----- Exercise materials
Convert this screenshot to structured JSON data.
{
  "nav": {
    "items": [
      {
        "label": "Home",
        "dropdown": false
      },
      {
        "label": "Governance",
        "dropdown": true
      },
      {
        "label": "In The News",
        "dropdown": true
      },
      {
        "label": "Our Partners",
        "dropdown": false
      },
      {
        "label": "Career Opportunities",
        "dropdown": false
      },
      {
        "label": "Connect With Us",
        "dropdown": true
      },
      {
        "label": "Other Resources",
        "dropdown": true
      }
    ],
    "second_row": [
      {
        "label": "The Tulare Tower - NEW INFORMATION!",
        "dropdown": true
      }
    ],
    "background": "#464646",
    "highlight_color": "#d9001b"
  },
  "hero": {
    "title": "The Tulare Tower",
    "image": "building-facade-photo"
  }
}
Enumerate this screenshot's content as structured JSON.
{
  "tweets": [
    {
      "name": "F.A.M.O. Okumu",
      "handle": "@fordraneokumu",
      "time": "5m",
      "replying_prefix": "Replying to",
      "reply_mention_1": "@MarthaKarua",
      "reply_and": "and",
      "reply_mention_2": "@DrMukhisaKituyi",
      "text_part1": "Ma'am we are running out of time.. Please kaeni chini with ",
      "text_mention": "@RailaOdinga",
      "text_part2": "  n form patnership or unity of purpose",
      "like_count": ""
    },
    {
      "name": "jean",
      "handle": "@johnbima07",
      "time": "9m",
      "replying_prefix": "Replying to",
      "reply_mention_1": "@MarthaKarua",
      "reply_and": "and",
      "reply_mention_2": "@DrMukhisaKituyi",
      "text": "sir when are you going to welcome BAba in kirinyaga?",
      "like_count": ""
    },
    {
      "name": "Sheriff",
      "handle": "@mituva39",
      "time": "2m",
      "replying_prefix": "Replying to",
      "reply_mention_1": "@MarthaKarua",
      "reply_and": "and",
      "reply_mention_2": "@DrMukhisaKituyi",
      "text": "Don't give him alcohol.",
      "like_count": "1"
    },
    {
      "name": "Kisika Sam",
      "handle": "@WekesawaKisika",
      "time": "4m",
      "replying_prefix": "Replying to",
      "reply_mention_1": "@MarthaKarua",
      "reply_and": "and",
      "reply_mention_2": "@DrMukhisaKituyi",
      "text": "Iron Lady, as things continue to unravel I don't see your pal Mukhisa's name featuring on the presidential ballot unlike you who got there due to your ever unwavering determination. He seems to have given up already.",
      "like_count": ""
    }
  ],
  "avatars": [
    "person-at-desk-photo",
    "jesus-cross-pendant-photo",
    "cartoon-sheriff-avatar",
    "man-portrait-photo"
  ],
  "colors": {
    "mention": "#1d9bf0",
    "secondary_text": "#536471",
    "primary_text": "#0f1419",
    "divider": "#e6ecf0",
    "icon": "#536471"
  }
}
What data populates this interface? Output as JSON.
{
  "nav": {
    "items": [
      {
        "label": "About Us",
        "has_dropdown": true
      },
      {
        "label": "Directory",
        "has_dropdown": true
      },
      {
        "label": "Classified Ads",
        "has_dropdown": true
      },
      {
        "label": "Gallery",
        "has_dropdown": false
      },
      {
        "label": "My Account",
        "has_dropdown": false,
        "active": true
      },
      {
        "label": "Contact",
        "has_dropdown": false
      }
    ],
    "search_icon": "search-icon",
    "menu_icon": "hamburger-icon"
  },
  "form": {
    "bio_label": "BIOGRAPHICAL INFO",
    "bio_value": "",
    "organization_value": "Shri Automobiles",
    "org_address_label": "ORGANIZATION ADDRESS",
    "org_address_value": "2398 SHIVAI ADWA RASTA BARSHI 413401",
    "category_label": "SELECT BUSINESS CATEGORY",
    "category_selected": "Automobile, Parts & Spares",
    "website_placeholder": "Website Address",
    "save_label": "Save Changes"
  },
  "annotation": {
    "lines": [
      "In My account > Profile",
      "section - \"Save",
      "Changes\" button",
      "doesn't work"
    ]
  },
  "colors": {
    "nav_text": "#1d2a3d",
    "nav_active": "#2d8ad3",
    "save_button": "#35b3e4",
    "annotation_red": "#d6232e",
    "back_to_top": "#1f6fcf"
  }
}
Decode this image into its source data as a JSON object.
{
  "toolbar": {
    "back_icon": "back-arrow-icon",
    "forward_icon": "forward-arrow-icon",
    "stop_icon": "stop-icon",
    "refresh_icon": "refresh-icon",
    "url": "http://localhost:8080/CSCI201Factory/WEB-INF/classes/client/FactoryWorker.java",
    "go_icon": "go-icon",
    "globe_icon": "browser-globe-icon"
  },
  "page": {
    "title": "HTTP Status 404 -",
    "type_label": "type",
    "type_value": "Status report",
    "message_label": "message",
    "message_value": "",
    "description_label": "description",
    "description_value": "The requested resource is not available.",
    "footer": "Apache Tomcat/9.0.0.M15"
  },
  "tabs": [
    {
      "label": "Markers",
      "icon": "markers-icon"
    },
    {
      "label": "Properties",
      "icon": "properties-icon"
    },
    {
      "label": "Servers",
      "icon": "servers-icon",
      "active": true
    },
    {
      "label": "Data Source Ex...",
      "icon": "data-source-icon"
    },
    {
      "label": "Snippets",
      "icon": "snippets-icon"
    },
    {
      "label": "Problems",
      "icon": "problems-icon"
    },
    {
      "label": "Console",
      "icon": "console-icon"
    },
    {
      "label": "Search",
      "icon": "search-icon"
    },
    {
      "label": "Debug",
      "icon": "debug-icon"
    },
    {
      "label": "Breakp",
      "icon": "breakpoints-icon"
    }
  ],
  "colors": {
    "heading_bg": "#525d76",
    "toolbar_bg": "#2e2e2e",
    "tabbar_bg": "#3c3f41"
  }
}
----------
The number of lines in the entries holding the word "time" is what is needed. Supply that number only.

» The answer
5